For an engine to drive a fan it takes 40 horsepower. That's what a horton fan is designed to help, improving power and fuel economy. It allows the fan only to be on when needed. The Horton fan system consists of Fan, solenoid, a small little filter and the air tank.
The air is supplied to the fan from the air tank, through the filter to the solenoid. The solenoid controls whether the fan gets air supply or not. The solenoid is controlled by the ECU. The ECU gets inputs from the coolant temp sensor and the manual fan override switch. The air conditioner also affects whether the fan is on or not. The horton fan in principle is quite basic. The fan is driven by a belt. It has the fan bolted at one end. The hub is two-piece with a clutch friction lining in between.

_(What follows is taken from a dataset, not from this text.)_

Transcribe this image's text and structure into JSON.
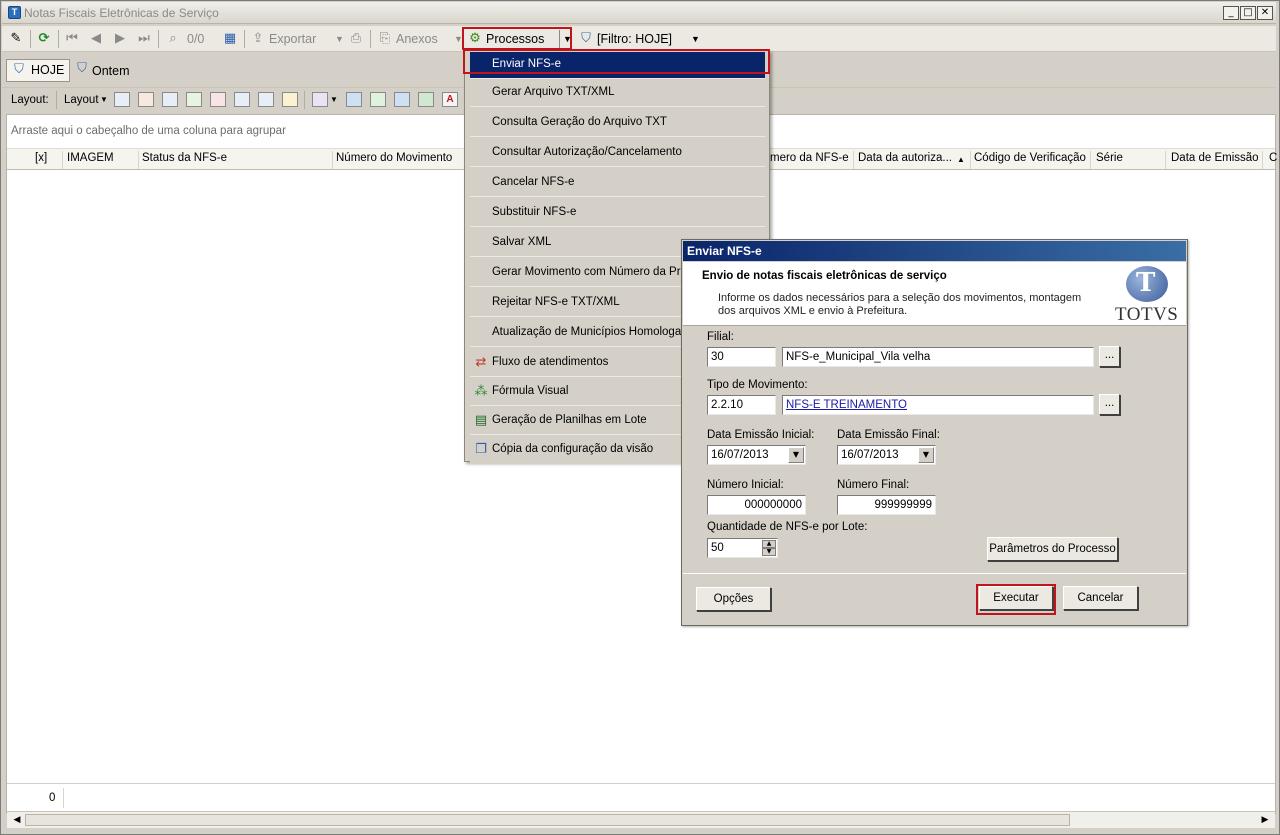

It works by air pressure acting internally on a diaphragm closing the gap so the friction material contacts and drives the fan.

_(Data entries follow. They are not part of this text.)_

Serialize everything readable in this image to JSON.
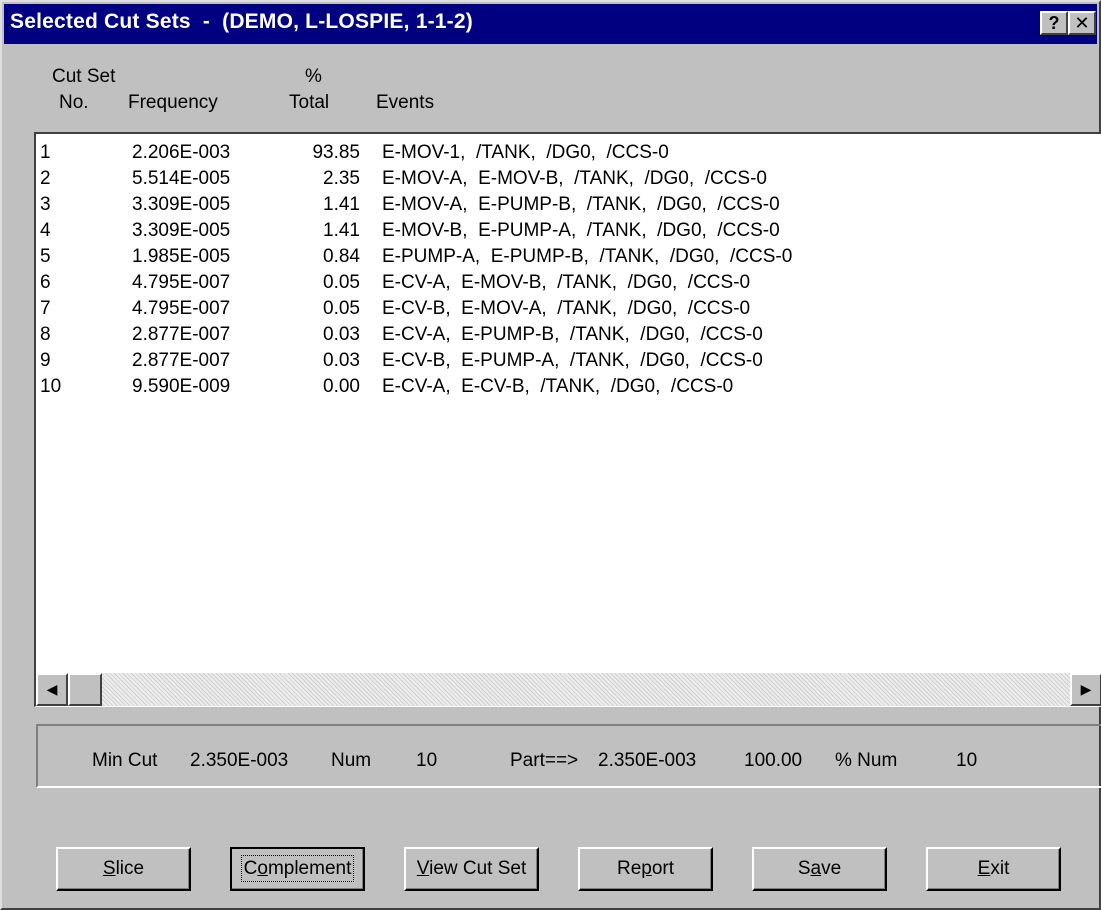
{
  "window": {
    "title": "Selected Cut Sets  -  (DEMO, L-LOSPIE, 1-1-2)",
    "help_button": "?",
    "close_button": "✕"
  },
  "columns": {
    "no_line1": "Cut Set",
    "no_line2": "No.",
    "frequency": "Frequency",
    "pct_line1": "%",
    "pct_line2": "Total",
    "events": "Events"
  },
  "rows": [
    {
      "no": "1",
      "frequency": "2.206E-003",
      "pct": "93.85",
      "events": "E-MOV-1,  /TANK,  /DG0,  /CCS-0"
    },
    {
      "no": "2",
      "frequency": "5.514E-005",
      "pct": "2.35",
      "events": "E-MOV-A,  E-MOV-B,  /TANK,  /DG0,  /CCS-0"
    },
    {
      "no": "3",
      "frequency": "3.309E-005",
      "pct": "1.41",
      "events": "E-MOV-A,  E-PUMP-B,  /TANK,  /DG0,  /CCS-0"
    },
    {
      "no": "4",
      "frequency": "3.309E-005",
      "pct": "1.41",
      "events": "E-MOV-B,  E-PUMP-A,  /TANK,  /DG0,  /CCS-0"
    },
    {
      "no": "5",
      "frequency": "1.985E-005",
      "pct": "0.84",
      "events": "E-PUMP-A,  E-PUMP-B,  /TANK,  /DG0,  /CCS-0"
    },
    {
      "no": "6",
      "frequency": "4.795E-007",
      "pct": "0.05",
      "events": "E-CV-A,  E-MOV-B,  /TANK,  /DG0,  /CCS-0"
    },
    {
      "no": "7",
      "frequency": "4.795E-007",
      "pct": "0.05",
      "events": "E-CV-B,  E-MOV-A,  /TANK,  /DG0,  /CCS-0"
    },
    {
      "no": "8",
      "frequency": "2.877E-007",
      "pct": "0.03",
      "events": "E-CV-A,  E-PUMP-B,  /TANK,  /DG0,  /CCS-0"
    },
    {
      "no": "9",
      "frequency": "2.877E-007",
      "pct": "0.03",
      "events": "E-CV-B,  E-PUMP-A,  /TANK,  /DG0,  /CCS-0"
    },
    {
      "no": "10",
      "frequency": "9.590E-009",
      "pct": "0.00",
      "events": "E-CV-A,  E-CV-B,  /TANK,  /DG0,  /CCS-0"
    }
  ],
  "summary": {
    "min_cut_label": "Min Cut",
    "min_cut_value": "2.350E-003",
    "num_label": "Num",
    "num_value": "10",
    "part_label": "Part==>",
    "part_value": "2.350E-003",
    "pct_value": "100.00",
    "pct_num_label": "% Num",
    "pct_num_value": "10"
  },
  "buttons": {
    "slice": {
      "pre": "",
      "key": "S",
      "post": "lice"
    },
    "complement": {
      "pre": "C",
      "key": "o",
      "post": "mplement"
    },
    "view_cut_set": {
      "pre": "",
      "key": "V",
      "post": "iew Cut Set"
    },
    "report": {
      "pre": "Re",
      "key": "p",
      "post": "ort"
    },
    "save": {
      "pre": "S",
      "key": "a",
      "post": "ve"
    },
    "exit": {
      "pre": "",
      "key": "E",
      "post": "xit"
    }
  },
  "icons": {
    "scroll_left": "arrow-left-icon",
    "scroll_right": "arrow-right-icon"
  }
}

There's two different types of horton fans one that has the fan locked in with no air pressure to it and one that has the fan locked in with air pressure supplied. In the event of an internal failure you can get a lock-up bolt to manually lock the hub's together so that the fan is constantly engaged. A leaking air line will cause your Horton friction lining to wear out sooner than it should. Because it doesn't have the full pressure it's not fully applied, so it slips and that's why it wears. So it's a good idea to spray this line with soapy water and make sure it's not leaking. Another thing to check, obviously when the engines not running and the keys are not in the ignition, so that it wont cut your hand off. But get in there and see if there's any play up and down in the hub. There's a bearing inside the hub and if this wears out it will develop play. You shouldn't be able to feel any movement.